**Exercise directions**
For every line that contains the string "name", pull that line out of the material below.

━━━━━━━━━━━━━━━━

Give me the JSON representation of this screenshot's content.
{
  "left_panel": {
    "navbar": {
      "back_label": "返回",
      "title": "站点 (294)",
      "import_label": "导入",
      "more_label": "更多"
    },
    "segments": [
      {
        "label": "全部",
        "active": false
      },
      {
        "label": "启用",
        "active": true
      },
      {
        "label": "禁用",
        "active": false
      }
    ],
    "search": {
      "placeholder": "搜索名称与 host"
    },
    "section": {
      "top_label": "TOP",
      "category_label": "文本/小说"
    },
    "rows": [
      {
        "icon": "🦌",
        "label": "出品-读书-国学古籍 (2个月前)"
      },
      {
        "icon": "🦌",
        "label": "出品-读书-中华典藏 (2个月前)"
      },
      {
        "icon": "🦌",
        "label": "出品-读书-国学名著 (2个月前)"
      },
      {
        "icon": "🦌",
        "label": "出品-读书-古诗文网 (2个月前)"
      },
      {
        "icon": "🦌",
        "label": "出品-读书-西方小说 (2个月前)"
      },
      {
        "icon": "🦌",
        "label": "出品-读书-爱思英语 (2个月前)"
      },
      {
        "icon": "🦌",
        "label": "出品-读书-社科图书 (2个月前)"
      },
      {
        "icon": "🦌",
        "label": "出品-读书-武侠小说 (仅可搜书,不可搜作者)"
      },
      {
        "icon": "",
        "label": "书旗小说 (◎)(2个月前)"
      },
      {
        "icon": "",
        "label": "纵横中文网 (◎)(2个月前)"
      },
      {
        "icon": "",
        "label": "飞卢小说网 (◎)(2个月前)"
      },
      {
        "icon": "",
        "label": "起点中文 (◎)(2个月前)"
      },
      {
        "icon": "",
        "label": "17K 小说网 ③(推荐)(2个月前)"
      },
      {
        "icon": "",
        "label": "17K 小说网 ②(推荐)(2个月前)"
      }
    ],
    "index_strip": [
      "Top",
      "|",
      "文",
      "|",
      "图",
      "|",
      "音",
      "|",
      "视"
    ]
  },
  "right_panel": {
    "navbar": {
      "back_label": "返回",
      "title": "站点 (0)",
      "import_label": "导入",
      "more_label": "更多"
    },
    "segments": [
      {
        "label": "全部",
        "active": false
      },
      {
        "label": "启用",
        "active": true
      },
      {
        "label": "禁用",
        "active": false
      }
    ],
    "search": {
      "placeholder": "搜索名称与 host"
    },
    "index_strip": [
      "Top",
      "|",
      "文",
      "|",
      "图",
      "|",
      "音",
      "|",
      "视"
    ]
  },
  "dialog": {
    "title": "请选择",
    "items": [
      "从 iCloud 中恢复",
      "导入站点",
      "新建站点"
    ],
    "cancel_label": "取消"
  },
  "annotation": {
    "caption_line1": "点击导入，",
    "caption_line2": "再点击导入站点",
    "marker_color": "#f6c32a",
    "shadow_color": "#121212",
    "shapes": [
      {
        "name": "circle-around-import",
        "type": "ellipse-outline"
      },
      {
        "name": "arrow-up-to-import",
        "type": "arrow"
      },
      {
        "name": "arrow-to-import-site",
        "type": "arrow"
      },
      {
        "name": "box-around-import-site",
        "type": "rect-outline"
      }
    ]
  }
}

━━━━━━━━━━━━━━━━

**Response area**
        "name": "circle-around-import",
        "name": "arrow-up-to-import",
        "name": "arrow-to-import-site",
        "name": "box-around-import-site",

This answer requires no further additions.